Each line holding the string "test" is to be copied from the data.

BEGIN Available data

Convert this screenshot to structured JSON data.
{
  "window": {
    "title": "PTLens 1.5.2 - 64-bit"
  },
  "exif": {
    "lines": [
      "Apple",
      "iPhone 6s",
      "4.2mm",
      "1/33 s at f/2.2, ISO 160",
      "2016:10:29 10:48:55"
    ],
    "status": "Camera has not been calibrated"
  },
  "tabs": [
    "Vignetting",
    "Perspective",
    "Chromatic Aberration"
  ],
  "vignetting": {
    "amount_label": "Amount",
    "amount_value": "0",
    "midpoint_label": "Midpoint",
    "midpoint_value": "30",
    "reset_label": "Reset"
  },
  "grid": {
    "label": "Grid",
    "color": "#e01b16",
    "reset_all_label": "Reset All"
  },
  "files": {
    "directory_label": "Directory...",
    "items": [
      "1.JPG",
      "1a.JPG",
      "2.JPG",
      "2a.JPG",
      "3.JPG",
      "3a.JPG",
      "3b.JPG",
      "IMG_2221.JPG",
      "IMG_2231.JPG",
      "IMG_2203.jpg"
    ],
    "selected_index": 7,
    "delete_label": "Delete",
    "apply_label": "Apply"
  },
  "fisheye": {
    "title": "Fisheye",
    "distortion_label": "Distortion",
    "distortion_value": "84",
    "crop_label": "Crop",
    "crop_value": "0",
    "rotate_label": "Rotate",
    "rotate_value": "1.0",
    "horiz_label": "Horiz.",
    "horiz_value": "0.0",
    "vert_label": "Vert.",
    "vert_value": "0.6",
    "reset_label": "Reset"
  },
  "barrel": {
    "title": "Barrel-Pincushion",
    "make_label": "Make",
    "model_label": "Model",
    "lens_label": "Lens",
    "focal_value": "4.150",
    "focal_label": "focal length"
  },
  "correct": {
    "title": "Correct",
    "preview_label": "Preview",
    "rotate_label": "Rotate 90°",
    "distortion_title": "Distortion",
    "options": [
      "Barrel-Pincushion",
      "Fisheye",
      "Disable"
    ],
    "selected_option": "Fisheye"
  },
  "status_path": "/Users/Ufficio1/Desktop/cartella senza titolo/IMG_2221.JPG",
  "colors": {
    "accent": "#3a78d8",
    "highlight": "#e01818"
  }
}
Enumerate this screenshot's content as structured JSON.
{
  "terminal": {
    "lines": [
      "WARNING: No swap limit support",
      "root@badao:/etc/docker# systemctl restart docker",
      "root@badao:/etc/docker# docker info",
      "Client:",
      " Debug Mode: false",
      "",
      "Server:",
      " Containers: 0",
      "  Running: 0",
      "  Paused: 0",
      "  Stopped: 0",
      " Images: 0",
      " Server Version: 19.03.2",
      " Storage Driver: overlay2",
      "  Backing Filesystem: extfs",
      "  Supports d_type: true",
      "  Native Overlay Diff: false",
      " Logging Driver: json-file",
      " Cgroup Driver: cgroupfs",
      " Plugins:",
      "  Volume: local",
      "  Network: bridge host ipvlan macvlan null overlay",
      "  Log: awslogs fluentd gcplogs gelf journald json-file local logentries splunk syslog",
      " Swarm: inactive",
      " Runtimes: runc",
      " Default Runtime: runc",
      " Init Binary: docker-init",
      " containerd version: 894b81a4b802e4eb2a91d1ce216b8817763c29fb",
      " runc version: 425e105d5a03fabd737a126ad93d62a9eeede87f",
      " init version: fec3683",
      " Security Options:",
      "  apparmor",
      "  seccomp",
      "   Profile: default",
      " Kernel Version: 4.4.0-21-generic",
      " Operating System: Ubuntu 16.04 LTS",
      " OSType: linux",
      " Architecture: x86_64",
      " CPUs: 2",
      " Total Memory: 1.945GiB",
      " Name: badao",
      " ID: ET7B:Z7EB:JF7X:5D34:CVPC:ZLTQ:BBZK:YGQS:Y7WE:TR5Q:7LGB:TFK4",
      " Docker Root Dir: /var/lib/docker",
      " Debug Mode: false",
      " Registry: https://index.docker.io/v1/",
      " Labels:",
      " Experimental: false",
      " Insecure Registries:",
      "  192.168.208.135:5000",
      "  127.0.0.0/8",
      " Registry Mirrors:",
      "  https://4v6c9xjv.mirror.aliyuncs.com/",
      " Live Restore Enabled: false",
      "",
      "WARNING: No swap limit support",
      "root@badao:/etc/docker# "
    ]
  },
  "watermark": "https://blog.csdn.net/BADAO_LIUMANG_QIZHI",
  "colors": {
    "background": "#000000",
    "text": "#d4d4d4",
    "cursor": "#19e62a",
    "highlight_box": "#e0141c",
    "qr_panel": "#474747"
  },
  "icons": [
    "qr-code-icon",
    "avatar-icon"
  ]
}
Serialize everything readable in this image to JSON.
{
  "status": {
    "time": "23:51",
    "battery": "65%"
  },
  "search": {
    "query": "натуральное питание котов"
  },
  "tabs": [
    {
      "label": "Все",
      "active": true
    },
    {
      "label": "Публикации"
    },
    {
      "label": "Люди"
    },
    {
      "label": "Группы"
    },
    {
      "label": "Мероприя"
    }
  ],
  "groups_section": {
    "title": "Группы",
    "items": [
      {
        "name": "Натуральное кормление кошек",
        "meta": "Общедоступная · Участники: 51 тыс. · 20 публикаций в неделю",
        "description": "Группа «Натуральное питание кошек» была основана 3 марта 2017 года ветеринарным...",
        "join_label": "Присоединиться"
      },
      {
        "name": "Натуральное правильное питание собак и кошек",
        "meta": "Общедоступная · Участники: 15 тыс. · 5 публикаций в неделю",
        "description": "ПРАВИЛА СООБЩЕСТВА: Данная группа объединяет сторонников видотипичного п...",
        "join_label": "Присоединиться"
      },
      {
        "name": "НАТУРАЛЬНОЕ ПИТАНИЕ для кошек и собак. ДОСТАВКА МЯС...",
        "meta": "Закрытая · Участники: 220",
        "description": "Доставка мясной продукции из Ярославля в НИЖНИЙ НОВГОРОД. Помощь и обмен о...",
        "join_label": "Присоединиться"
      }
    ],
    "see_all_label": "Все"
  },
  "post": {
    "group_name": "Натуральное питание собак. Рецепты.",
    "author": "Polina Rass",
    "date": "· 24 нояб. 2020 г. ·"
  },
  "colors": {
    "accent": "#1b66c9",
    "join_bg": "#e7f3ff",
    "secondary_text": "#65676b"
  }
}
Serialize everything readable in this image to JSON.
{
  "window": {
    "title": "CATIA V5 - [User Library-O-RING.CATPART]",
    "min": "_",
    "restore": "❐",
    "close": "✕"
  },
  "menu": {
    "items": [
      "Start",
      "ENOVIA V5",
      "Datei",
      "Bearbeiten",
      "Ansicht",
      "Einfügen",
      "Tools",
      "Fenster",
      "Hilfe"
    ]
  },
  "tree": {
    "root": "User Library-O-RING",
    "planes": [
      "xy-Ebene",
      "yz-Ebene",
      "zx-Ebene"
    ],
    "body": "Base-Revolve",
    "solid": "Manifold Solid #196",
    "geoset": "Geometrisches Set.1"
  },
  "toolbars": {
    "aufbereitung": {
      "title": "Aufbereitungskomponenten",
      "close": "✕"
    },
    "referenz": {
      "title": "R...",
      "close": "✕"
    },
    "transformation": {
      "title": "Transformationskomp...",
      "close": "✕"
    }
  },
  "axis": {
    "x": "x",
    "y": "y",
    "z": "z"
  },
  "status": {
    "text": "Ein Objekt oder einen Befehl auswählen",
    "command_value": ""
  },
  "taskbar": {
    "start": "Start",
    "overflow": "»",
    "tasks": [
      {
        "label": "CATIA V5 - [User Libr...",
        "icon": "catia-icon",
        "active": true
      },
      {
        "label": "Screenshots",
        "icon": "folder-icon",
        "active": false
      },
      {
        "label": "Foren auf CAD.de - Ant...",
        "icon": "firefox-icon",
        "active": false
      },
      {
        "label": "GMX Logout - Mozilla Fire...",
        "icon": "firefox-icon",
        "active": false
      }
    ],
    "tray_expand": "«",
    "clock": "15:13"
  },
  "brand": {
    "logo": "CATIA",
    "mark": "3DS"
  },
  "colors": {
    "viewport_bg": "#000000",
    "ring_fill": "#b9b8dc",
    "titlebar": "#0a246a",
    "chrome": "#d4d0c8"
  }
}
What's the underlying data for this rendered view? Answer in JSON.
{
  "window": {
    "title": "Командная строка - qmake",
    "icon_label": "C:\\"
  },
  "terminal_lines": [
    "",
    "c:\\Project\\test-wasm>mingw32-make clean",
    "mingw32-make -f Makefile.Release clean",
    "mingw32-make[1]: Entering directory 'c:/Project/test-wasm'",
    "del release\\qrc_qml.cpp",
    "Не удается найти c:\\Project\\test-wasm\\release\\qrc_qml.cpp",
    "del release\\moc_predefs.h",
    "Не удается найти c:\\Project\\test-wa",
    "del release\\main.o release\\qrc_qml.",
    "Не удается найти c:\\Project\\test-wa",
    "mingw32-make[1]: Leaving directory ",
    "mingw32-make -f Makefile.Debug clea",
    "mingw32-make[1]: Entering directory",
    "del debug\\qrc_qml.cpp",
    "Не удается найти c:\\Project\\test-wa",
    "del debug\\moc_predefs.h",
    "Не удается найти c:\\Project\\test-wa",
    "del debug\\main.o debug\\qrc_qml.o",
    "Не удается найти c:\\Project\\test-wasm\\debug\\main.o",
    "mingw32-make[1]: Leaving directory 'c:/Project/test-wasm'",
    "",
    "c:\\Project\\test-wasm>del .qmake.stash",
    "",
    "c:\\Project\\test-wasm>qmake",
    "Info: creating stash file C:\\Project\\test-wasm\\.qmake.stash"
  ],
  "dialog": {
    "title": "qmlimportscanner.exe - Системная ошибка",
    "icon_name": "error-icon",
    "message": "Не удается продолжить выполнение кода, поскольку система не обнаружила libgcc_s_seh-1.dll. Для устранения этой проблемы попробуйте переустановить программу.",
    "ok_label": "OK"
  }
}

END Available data

Solution for this problem>
    "c:\\Project\\test-wasm>mingw32-make clean",
    "mingw32-make[1]: Entering directory 'c:/Project/test-wasm'",
    "Не удается найти c:\\Project\\test-wasm\\release\\qrc_qml.cpp",
    "Не удается найти c:\\Project\\test-wa",
    "Не удается найти c:\\Project\\test-wa",
    "Не удается найти c:\\Project\\test-wa",
    "Не удается найти c:\\Project\\test-wa",
    "Не удается найти c:\\Project\\test-wasm\\debug\\main.o",
    "mingw32-make[1]: Leaving directory 'c:/Project/test-wasm'",
    "c:\\Project\\test-wasm>del .qmake.stash",
    "c:\\Project\\test-wasm>qmake",
    "Info: creating stash file C:\\Project\\test-wasm\\.qmake.stash"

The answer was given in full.